GOAL OF THE EXERCISE: Filter the data for lines with the word "time" and copy those lines.

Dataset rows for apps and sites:
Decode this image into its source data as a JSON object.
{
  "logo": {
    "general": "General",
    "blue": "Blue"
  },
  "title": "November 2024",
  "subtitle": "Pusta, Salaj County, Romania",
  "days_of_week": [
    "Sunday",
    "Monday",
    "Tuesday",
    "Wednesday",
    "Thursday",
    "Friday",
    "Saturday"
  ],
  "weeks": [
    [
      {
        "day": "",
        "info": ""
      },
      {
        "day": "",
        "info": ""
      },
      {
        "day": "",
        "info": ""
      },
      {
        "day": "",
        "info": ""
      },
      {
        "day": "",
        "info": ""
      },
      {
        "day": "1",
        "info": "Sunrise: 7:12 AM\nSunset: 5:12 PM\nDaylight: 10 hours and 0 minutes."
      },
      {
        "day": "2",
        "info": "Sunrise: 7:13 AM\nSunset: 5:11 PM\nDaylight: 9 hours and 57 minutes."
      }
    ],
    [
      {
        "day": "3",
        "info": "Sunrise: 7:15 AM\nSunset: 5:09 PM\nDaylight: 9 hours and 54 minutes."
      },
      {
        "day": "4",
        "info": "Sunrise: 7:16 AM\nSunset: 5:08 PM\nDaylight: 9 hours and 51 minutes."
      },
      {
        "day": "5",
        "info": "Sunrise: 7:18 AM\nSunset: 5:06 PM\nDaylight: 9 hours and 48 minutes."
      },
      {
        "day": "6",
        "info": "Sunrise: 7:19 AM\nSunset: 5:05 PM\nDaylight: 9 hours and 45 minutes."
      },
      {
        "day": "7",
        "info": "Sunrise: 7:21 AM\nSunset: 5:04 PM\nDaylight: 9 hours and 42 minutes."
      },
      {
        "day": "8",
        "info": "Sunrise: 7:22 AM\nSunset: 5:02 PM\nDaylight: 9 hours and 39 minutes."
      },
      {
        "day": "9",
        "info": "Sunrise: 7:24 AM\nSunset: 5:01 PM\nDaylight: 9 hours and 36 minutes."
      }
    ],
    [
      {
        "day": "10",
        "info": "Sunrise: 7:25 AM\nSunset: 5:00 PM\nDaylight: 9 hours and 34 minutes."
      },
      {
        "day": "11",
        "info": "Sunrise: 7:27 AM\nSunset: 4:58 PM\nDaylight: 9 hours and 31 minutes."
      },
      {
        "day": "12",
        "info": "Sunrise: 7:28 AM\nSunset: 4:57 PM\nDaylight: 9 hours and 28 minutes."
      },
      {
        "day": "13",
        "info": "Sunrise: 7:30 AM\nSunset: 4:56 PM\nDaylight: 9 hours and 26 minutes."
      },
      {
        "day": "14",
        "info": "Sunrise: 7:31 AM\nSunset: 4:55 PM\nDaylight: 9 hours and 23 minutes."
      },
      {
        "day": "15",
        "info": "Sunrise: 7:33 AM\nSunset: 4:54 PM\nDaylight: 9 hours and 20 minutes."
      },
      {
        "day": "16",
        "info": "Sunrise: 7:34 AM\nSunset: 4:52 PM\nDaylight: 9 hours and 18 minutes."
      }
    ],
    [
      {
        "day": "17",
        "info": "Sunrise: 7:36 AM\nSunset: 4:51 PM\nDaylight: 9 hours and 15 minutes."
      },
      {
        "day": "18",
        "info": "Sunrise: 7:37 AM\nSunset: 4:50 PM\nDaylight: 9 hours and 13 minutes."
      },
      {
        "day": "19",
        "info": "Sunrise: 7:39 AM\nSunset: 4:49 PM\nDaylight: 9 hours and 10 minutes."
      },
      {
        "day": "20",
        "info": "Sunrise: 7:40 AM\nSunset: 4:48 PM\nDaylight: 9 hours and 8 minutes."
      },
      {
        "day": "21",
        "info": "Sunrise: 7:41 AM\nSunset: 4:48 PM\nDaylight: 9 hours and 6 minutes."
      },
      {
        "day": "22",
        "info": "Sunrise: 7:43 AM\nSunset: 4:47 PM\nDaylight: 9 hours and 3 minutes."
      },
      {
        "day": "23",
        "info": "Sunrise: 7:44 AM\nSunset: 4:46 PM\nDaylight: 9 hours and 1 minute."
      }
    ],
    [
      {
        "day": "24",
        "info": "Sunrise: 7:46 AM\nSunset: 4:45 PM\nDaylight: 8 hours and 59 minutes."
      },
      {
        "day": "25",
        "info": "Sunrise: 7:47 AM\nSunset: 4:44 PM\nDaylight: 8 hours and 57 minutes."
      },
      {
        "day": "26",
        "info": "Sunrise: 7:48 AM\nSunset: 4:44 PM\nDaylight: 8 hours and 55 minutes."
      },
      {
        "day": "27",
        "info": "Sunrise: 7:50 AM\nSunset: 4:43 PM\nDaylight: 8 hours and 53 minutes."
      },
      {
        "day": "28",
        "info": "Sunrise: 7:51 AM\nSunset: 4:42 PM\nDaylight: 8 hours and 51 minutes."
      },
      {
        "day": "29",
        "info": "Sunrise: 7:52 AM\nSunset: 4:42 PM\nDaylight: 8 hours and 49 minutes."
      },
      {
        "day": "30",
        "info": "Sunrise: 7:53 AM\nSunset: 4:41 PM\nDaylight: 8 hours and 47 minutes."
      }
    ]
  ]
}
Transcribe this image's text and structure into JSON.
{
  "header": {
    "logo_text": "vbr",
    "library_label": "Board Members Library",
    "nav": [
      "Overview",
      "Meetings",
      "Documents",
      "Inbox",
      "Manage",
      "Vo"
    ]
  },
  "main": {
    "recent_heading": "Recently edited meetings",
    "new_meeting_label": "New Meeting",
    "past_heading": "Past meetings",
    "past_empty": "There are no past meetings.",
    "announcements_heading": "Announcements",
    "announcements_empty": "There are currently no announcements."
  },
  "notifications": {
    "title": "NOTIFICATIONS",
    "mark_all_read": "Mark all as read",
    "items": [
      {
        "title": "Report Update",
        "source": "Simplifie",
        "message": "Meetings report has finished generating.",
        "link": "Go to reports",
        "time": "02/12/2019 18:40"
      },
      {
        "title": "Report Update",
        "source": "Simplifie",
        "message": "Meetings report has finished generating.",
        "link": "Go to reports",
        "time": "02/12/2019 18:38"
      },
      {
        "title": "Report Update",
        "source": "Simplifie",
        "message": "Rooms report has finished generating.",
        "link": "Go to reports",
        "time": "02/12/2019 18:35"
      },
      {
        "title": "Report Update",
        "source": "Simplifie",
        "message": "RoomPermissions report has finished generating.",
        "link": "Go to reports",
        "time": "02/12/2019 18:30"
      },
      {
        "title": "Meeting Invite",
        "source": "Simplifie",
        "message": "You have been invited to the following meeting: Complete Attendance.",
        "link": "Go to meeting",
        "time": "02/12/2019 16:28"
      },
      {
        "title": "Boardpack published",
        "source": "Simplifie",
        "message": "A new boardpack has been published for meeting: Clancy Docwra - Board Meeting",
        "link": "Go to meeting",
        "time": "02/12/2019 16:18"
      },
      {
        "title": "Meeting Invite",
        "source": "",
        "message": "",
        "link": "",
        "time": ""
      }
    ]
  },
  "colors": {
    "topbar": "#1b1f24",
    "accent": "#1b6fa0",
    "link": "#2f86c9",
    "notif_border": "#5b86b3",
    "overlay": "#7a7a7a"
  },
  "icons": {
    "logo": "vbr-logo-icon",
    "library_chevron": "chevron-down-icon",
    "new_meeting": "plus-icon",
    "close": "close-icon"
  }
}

WRITTEN SOLUTION:
        "time": "02/12/2019 18:40"
        "time": "02/12/2019 18:38"
        "time": "02/12/2019 18:35"
        "time": "02/12/2019 18:30"
        "time": "02/12/2019 16:28"
        "time": "02/12/2019 16:18"
        "time": ""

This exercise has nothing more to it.